In 1910 in November, work in the vineyard was marked by provignage, soil maintenance and stakes.
Here is what you can read in the Wine Trade Directory in 1910 :
Culture – In November we start the provignage and, if the branches are sufficiently hardened, the submersions and the shoring. We carry out the smashes. Pick up the dry leaves and burn them. The November manure changes the manure into assimilable soil when the sap flows in the spring. Grasses, straw, reeds, rotten hay, brushwood, ferns and branches, sunk thirty or forty centimeters in the middle of the rows, have a lasting and excellent effect as fertilizer. We start pruning in some early Midi vineyards.
Equipment care – Clean and store devices against mildew; tear the stakes from the ground and put them in bundles, after giving them a copper sulphate bath to protect them from rot and insect larvae; in countries where wire is used, loosen the stiffeners.
Nowadays in November
Provignage, also called layering, is little used in the vineyard. This technique made it possible to multiply the vines or to replace the missing stocks. This involves laying an August vine branch, that is to say well lignified, on the ground and partially burying it in order to promote root development. It is therefore a non-sexual vegetative propagation technique.

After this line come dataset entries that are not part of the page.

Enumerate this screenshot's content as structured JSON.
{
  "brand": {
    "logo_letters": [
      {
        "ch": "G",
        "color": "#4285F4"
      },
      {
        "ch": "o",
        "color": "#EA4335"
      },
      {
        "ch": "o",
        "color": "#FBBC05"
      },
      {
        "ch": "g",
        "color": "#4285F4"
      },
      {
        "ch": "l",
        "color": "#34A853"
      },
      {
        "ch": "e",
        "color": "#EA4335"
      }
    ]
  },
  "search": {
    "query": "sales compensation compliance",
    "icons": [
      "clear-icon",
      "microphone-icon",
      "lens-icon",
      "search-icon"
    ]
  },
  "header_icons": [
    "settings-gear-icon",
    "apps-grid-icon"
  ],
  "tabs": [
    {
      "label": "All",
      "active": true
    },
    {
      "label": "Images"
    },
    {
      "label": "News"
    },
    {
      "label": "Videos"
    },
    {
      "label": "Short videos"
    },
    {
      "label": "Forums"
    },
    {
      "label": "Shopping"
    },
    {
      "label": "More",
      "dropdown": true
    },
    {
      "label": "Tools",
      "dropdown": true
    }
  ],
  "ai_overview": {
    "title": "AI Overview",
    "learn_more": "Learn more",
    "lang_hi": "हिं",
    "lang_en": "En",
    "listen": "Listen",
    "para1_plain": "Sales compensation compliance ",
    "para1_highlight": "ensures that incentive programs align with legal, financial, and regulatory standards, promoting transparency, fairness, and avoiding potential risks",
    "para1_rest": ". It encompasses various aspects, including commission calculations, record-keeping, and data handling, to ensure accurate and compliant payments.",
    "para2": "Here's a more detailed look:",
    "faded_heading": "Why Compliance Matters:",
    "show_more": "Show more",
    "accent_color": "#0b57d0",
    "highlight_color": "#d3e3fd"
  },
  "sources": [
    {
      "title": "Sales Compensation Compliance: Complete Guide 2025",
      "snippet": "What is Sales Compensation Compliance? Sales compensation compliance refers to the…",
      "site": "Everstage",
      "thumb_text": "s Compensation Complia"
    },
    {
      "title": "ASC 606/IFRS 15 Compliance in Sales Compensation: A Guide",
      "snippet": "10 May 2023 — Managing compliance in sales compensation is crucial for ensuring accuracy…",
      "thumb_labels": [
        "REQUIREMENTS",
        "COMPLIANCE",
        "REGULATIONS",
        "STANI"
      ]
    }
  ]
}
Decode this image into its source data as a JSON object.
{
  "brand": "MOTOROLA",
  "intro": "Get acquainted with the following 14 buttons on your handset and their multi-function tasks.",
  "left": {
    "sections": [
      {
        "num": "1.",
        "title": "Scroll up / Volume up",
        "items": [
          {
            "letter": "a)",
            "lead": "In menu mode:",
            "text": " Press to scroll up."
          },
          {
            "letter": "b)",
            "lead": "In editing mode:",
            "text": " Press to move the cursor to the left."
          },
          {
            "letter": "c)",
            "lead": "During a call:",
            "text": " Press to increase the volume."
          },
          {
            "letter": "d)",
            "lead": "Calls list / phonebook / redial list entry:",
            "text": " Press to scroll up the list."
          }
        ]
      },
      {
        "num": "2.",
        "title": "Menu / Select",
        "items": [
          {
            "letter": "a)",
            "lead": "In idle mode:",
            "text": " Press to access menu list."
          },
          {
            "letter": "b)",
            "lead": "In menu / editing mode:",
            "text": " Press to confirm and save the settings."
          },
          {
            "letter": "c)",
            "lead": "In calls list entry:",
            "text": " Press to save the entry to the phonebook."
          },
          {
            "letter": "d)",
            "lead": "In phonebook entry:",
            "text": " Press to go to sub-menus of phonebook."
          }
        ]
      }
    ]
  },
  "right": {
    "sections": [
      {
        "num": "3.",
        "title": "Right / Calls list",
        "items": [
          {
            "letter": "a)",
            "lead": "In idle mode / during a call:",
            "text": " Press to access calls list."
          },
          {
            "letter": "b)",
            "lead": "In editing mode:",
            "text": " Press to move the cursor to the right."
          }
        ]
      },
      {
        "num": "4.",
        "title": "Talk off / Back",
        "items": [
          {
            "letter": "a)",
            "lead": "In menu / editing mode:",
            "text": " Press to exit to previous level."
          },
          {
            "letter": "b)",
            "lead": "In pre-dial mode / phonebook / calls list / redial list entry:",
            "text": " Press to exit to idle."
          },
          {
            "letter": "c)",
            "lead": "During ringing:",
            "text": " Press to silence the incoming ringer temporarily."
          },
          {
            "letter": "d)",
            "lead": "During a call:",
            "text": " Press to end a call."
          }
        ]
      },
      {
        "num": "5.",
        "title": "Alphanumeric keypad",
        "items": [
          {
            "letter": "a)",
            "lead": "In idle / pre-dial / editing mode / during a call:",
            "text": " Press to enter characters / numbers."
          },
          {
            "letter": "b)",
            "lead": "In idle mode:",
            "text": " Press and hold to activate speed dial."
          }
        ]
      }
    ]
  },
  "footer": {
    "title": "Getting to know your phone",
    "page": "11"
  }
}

The plants thus created are then straightforward. With the phylloxera crisis at the end of the 19th century, the vines were gradually grafted because the roots of European grape varieties were sensitive to this pest. Thus the majority of the vines are now grafted onto the roots of vines resistant to phylloxera, even if there are still a few plots in certain vineyards where free vines are still found.
“Vineyard and cellar – 1910” is a series of articles that we present to you throughout the year 2020, month by month. The articles are taken from the 1910 “Wine Trade Directory” and describe the various works necessary for the grapes and wine production at the beginning of the 20th century.